[Required action]
Each entry below should be given again exactly; the pictures stay out.

[Input records]
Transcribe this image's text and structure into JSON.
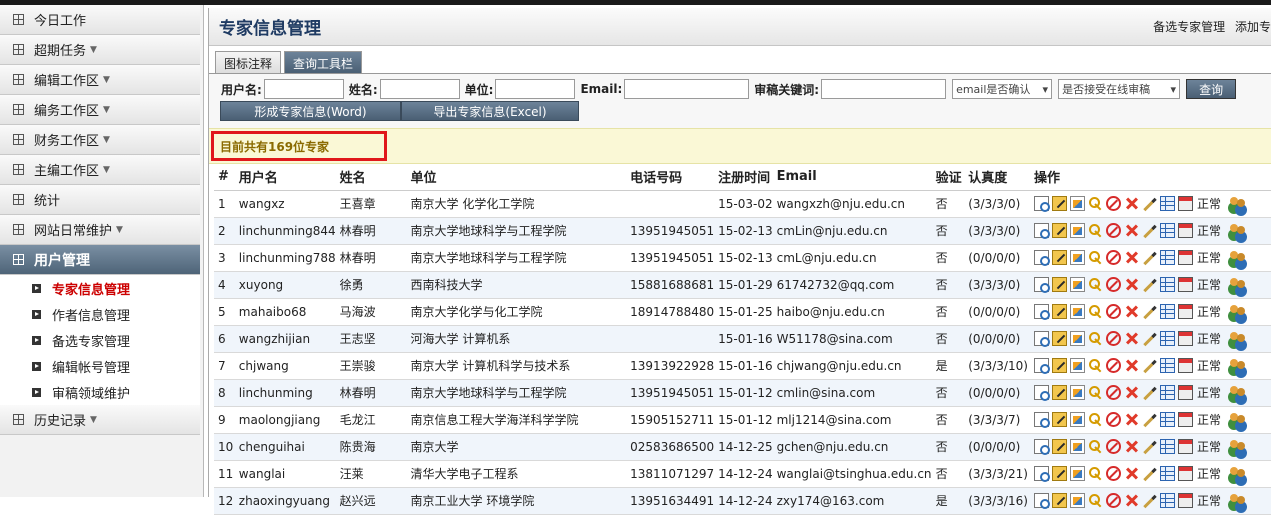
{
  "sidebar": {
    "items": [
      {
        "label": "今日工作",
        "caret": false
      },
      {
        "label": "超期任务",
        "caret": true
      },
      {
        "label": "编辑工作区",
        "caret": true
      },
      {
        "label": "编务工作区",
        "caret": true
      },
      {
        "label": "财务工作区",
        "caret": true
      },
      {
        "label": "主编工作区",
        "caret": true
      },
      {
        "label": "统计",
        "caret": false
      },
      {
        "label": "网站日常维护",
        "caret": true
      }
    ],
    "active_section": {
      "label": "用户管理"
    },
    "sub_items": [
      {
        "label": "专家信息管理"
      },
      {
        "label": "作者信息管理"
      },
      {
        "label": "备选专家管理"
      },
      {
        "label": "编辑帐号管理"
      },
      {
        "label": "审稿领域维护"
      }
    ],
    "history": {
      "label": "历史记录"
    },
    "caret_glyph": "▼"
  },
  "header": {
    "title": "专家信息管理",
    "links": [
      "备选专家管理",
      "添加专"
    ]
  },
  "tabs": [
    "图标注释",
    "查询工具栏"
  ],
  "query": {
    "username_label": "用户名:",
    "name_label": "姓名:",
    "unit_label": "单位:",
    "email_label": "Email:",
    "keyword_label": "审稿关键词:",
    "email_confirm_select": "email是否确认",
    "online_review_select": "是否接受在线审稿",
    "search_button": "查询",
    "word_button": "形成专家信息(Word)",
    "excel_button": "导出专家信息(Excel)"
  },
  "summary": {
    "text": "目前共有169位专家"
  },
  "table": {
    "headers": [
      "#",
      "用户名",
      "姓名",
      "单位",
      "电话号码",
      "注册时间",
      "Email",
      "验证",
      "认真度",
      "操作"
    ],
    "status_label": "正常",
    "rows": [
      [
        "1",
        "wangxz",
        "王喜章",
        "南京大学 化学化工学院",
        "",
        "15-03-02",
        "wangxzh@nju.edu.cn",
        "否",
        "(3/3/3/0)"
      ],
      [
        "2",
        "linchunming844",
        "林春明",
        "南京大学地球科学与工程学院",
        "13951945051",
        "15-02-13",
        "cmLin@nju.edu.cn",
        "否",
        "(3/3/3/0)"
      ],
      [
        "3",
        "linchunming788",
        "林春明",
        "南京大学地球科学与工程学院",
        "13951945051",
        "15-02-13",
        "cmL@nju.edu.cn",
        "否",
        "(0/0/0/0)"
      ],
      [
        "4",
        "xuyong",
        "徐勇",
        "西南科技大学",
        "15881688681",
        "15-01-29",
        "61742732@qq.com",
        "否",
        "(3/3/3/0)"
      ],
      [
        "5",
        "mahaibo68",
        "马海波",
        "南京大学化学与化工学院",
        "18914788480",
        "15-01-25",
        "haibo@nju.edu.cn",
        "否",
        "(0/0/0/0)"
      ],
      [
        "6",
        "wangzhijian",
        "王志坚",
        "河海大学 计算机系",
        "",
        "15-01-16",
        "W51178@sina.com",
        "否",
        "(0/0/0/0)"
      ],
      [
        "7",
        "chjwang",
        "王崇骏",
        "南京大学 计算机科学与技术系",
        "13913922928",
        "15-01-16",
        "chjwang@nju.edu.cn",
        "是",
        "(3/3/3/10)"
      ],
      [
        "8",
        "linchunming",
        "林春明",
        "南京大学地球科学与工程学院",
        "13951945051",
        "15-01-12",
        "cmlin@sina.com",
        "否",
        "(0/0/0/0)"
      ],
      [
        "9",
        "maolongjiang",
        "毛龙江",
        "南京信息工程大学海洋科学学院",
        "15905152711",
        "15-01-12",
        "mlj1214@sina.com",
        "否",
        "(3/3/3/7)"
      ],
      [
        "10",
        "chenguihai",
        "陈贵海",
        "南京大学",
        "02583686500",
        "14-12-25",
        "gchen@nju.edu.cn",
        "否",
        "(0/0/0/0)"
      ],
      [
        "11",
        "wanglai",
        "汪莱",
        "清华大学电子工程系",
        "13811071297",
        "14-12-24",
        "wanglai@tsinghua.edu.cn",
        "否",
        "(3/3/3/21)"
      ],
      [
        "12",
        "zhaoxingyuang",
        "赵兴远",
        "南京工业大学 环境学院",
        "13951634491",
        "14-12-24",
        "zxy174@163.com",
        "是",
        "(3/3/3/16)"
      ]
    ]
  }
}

[Result for this task]
Transcribe this image's text and structure into JSON.
{
  "sidebar": {
    "items": [
      {
        "label": "今日工作",
        "caret": false
      },
      {
        "label": "超期任务",
        "caret": true
      },
      {
        "label": "编辑工作区",
        "caret": true
      },
      {
        "label": "编务工作区",
        "caret": true
      },
      {
        "label": "财务工作区",
        "caret": true
      },
      {
        "label": "主编工作区",
        "caret": true
      },
      {
        "label": "统计",
        "caret": false
      },
      {
        "label": "网站日常维护",
        "caret": true
      }
    ],
    "active_section": {
      "label": "用户管理"
    },
    "sub_items": [
      {
        "label": "专家信息管理"
      },
      {
        "label": "作者信息管理"
      },
      {
        "label": "备选专家管理"
      },
      {
        "label": "编辑帐号管理"
      },
      {
        "label": "审稿领域维护"
      }
    ],
    "history": {
      "label": "历史记录"
    },
    "caret_glyph": "▼"
  },
  "header": {
    "title": "专家信息管理",
    "links": [
      "备选专家管理",
      "添加专"
    ]
  },
  "tabs": [
    "图标注释",
    "查询工具栏"
  ],
  "query": {
    "username_label": "用户名:",
    "name_label": "姓名:",
    "unit_label": "单位:",
    "email_label": "Email:",
    "keyword_label": "审稿关键词:",
    "email_confirm_select": "email是否确认",
    "online_review_select": "是否接受在线审稿",
    "search_button": "查询",
    "word_button": "形成专家信息(Word)",
    "excel_button": "导出专家信息(Excel)"
  },
  "summary": {
    "text": "目前共有169位专家"
  },
  "table": {
    "headers": [
      "#",
      "用户名",
      "姓名",
      "单位",
      "电话号码",
      "注册时间",
      "Email",
      "验证",
      "认真度",
      "操作"
    ],
    "status_label": "正常",
    "rows": [
      [
        "1",
        "wangxz",
        "王喜章",
        "南京大学 化学化工学院",
        "",
        "15-03-02",
        "wangxzh@nju.edu.cn",
        "否",
        "(3/3/3/0)"
      ],
      [
        "2",
        "linchunming844",
        "林春明",
        "南京大学地球科学与工程学院",
        "13951945051",
        "15-02-13",
        "cmLin@nju.edu.cn",
        "否",
        "(3/3/3/0)"
      ],
      [
        "3",
        "linchunming788",
        "林春明",
        "南京大学地球科学与工程学院",
        "13951945051",
        "15-02-13",
        "cmL@nju.edu.cn",
        "否",
        "(0/0/0/0)"
      ],
      [
        "4",
        "xuyong",
        "徐勇",
        "西南科技大学",
        "15881688681",
        "15-01-29",
        "61742732@qq.com",
        "否",
        "(3/3/3/0)"
      ],
      [
        "5",
        "mahaibo68",
        "马海波",
        "南京大学化学与化工学院",
        "18914788480",
        "15-01-25",
        "haibo@nju.edu.cn",
        "否",
        "(0/0/0/0)"
      ],
      [
        "6",
        "wangzhijian",
        "王志坚",
        "河海大学 计算机系",
        "",
        "15-01-16",
        "W51178@sina.com",
        "否",
        "(0/0/0/0)"
      ],
      [
        "7",
        "chjwang",
        "王崇骏",
        "南京大学 计算机科学与技术系",
        "13913922928",
        "15-01-16",
        "chjwang@nju.edu.cn",
        "是",
        "(3/3/3/10)"
      ],
      [
        "8",
        "linchunming",
        "林春明",
        "南京大学地球科学与工程学院",
        "13951945051",
        "15-01-12",
        "cmlin@sina.com",
        "否",
        "(0/0/0/0)"
      ],
      [
        "9",
        "maolongjiang",
        "毛龙江",
        "南京信息工程大学海洋科学学院",
        "15905152711",
        "15-01-12",
        "mlj1214@sina.com",
        "否",
        "(3/3/3/7)"
      ],
      [
        "10",
        "chenguihai",
        "陈贵海",
        "南京大学",
        "02583686500",
        "14-12-25",
        "gchen@nju.edu.cn",
        "否",
        "(0/0/0/0)"
      ],
      [
        "11",
        "wanglai",
        "汪莱",
        "清华大学电子工程系",
        "13811071297",
        "14-12-24",
        "wanglai@tsinghua.edu.cn",
        "否",
        "(3/3/3/21)"
      ],
      [
        "12",
        "zhaoxingyuang",
        "赵兴远",
        "南京工业大学 环境学院",
        "13951634491",
        "14-12-24",
        "zxy174@163.com",
        "是",
        "(3/3/3/16)"
      ]
    ]
  }
}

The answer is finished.